Another invaluable tool for determining the efficiency of the RO/DI system is a total dissolved solids (TDS) meter. This meter usually has two probes, with one measuring the TDS at the inlet of the system and one at the outlet. Additional TDS meters can be installed to find out the content of the water after certain filter stages. The principle behind the TDS meter’s use is that if the number is climbing, the TFC membrane of the RO unit is either dirty or the deionization resin has been exhausted. Since TFC membranes, which are the heart and soul of the RO unit’s filtering abilities, can last three years or so, it’s typically the DI resin that needs to be changed.
Despite having these useful accessories providing us feedback about the effectiveness of our RO filters, aquarium hobbyists still need to heavily rely on visual cues to determine when is the appropriate time to start changing filters. In fact, these visual cues are far more important because they cannot give false readings like a failing TDS meter could. Case in point, we relied a little too heavily on TDS meters and pressure gauges to let us know when to perform an overhaul on our RO unit, which resulted in insanely dirty prefilters and DI resin that became exhausted at some undetermined point in the distant past.
At the top of this article is a dirty prefilter next to a brand new one. Obviously, the dirty filter is extremely filthy, but the unfortunate thing is that the operating pressure of the unit didn’t take that tell tale 5-10 psi dip when it became too dirty. Fortunately, the canister on the RO/DI unit are clear and we could tell when it was time to be replaced.
Similarly, the DI resin had been exhausted, but the tool used to determine the cleanliness of the water (e.g. the TDS meter) didn’t indicate that was the case. Our TDS held steady at 0 ppm for a long time, but the resin had turned from blue to brown long ago. Perhaps the TDS meter needed to be recalibrated, which is a simple process, or maybe it even had faulty wires that were causing it to read incorrectly. Regardless, the filters were exhausted and needed to be replaced before anymore water went through the system.
Since the RO/DI unit had been in use for a while with dirty prefilters and deionization resin, we decided to replace every stage it had, which was six in total. Sure, it costs a pretty penny to replace all of these filters, but it was a necessary evil. After changing the filters, the TDS still reads “0”, but we can rest a little easier knowing that it truly is zero and not a bad reading.
Because of this experience, we have foud that we can’t rely on anything but changing the filters on a routine basis and examining them far more thoroughly. Instead of waiting for resin to change color, the TDS to creep up, or the pressure to drop, we’ll instead just put things on a strict schedule (which we should’ve been doing all along) and replace the filters even if they still have some life in them.
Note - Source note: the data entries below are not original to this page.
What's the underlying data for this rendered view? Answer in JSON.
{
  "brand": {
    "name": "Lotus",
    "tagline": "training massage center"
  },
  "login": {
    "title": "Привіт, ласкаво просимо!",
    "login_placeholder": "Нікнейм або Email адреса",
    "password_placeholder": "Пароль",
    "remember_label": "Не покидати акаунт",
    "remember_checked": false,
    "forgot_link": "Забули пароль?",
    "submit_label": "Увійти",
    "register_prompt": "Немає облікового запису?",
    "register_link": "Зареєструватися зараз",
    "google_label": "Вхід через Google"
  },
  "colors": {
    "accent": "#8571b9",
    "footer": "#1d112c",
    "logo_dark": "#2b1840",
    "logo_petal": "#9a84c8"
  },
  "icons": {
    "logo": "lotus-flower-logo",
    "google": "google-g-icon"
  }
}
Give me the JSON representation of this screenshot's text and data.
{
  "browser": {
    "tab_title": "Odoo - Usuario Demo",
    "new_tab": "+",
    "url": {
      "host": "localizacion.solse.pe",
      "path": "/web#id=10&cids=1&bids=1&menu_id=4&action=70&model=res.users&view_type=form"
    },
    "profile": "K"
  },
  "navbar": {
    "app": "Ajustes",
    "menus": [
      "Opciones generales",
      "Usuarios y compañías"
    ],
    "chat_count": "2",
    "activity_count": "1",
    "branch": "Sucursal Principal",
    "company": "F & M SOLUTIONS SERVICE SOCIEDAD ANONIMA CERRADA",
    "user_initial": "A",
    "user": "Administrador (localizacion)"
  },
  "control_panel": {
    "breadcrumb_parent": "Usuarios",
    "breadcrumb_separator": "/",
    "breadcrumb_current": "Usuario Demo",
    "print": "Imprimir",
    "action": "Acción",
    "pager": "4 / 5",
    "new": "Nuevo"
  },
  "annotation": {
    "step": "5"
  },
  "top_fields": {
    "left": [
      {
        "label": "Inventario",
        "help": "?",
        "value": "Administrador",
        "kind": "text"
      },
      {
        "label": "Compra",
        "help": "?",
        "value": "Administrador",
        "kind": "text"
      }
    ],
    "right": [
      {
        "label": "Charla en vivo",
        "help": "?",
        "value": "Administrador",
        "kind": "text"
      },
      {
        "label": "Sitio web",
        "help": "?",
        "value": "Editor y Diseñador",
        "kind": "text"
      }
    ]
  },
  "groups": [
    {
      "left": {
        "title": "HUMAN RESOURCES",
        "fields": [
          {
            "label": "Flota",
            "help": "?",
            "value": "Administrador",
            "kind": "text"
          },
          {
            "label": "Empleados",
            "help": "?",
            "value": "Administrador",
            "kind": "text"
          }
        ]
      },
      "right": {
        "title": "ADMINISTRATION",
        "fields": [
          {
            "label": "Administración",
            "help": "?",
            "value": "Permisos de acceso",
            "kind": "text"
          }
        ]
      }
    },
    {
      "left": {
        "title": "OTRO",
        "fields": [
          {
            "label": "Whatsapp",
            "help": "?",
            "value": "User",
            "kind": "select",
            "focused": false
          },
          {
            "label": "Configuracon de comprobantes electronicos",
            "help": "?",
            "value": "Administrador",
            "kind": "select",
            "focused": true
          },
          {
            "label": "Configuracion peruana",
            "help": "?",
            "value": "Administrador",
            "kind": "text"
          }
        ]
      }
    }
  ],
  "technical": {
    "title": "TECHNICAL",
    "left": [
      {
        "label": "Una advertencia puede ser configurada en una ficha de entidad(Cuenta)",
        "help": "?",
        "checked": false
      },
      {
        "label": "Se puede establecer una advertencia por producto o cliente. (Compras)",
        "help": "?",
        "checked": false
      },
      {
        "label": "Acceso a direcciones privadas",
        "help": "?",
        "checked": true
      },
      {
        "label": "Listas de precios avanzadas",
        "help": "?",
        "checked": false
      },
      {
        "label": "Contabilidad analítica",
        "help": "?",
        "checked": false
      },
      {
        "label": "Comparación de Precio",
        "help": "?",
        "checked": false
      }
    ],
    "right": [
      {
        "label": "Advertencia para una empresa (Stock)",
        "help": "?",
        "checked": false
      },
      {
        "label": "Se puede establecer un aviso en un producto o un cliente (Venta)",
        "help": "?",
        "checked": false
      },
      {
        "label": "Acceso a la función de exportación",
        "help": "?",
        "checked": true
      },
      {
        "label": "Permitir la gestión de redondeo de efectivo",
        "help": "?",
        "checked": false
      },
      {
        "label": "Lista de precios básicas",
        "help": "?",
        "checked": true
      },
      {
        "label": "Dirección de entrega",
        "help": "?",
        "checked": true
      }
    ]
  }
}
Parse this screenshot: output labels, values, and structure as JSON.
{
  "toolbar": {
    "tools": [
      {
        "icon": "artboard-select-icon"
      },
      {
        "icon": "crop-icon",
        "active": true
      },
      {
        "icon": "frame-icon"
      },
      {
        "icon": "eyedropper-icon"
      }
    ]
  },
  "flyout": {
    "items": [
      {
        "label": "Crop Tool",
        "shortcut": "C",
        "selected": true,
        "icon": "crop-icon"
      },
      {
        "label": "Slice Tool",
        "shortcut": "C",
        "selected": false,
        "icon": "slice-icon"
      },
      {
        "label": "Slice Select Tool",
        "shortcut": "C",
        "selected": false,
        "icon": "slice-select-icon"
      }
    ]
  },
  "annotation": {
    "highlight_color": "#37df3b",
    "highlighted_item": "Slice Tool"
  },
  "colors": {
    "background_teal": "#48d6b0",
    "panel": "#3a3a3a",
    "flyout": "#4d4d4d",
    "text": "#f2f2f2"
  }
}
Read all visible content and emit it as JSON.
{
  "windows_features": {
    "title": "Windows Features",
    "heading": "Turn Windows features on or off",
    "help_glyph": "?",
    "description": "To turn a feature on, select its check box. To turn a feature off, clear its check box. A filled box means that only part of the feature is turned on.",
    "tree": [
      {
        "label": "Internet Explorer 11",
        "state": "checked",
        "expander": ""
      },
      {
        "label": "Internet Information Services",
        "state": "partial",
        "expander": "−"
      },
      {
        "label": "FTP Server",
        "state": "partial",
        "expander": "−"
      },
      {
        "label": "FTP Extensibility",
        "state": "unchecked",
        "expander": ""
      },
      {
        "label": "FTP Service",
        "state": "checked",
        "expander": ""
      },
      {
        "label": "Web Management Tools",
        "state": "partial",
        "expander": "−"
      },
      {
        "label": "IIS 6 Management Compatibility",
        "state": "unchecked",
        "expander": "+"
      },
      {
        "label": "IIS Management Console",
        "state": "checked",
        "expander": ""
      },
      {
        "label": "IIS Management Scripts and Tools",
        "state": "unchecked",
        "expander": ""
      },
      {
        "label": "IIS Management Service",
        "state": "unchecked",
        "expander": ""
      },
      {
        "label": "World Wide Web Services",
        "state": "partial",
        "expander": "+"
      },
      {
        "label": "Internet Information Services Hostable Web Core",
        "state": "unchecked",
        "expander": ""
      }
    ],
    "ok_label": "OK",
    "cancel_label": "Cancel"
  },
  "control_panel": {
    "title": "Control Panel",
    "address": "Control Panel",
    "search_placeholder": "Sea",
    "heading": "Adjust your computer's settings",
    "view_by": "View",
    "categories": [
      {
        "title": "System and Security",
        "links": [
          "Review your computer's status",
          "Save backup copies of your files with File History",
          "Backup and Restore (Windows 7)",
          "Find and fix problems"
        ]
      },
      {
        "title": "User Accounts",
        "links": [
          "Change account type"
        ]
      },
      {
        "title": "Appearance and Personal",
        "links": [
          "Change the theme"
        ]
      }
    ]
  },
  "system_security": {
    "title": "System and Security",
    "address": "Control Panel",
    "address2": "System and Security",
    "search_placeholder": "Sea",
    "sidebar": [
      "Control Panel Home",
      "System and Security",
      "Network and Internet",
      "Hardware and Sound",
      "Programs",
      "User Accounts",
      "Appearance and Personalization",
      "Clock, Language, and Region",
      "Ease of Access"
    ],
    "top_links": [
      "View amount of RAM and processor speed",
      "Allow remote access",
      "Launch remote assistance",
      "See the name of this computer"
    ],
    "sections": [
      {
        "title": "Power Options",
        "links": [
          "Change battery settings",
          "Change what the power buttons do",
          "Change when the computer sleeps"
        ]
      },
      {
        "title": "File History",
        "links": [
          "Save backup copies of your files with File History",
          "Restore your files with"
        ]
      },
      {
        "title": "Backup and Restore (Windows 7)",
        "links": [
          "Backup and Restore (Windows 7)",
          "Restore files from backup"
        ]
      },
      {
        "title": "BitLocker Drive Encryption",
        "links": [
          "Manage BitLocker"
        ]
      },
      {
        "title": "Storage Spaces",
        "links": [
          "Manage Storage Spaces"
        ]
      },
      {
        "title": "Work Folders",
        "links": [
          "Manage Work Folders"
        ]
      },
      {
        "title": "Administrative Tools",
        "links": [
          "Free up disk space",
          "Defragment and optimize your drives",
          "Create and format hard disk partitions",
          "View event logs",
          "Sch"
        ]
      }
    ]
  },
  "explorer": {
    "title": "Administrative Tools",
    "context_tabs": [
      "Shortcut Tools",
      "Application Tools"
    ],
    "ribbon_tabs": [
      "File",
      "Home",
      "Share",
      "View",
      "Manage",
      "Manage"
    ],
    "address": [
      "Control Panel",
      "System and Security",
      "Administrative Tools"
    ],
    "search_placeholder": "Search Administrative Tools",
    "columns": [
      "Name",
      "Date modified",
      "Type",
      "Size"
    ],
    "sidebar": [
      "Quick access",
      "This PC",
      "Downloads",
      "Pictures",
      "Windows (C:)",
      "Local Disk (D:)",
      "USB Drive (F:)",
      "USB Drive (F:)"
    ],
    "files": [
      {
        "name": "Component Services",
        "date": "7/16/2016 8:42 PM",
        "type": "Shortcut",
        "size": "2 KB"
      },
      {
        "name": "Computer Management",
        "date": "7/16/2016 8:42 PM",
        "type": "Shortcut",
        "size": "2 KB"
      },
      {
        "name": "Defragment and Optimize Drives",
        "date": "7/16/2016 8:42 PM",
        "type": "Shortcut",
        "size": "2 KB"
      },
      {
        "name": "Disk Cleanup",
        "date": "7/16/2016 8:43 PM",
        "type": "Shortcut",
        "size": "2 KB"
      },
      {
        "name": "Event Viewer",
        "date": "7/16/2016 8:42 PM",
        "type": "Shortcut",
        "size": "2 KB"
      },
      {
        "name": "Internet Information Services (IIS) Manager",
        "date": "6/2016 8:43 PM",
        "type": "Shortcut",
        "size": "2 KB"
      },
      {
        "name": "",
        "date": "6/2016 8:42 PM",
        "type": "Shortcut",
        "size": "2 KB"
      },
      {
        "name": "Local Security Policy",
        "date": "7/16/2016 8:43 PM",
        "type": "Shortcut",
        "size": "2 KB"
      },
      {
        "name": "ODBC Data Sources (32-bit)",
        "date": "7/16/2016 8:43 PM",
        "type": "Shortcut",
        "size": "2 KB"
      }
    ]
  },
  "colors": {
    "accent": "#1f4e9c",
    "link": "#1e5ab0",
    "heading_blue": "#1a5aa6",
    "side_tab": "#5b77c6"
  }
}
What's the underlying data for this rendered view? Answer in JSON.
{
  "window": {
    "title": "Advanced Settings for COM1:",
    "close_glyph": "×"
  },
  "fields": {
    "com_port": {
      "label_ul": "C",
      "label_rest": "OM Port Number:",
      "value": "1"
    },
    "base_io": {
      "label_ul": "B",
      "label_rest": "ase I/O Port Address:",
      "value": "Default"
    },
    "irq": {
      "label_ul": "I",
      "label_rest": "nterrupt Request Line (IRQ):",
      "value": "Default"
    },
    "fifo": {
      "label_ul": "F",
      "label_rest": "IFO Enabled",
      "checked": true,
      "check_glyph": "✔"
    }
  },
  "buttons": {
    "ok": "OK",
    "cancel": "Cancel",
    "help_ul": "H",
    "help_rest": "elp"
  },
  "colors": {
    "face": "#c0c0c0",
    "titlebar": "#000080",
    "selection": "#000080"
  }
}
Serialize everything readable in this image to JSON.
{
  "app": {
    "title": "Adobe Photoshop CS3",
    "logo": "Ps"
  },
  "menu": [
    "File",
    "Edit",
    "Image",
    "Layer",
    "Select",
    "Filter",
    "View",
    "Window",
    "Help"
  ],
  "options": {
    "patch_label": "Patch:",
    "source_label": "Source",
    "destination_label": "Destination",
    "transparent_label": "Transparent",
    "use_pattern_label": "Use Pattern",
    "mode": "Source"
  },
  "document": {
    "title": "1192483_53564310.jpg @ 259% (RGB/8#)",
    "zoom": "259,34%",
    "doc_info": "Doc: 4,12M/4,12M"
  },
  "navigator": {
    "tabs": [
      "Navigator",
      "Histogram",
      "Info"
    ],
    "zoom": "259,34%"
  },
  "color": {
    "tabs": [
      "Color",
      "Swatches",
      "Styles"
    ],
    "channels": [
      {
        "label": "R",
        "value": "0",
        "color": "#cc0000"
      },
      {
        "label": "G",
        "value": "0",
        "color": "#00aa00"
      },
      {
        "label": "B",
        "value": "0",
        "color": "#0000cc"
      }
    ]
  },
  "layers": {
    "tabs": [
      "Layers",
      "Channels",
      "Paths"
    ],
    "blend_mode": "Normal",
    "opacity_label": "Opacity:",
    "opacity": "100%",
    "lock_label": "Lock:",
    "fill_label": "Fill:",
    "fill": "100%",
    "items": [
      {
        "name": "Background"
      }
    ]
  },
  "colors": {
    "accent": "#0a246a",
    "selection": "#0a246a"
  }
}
Sure, this seems a bit wasteful, but the end result will be providing our tanks with the cleanest water possible for as long as possible.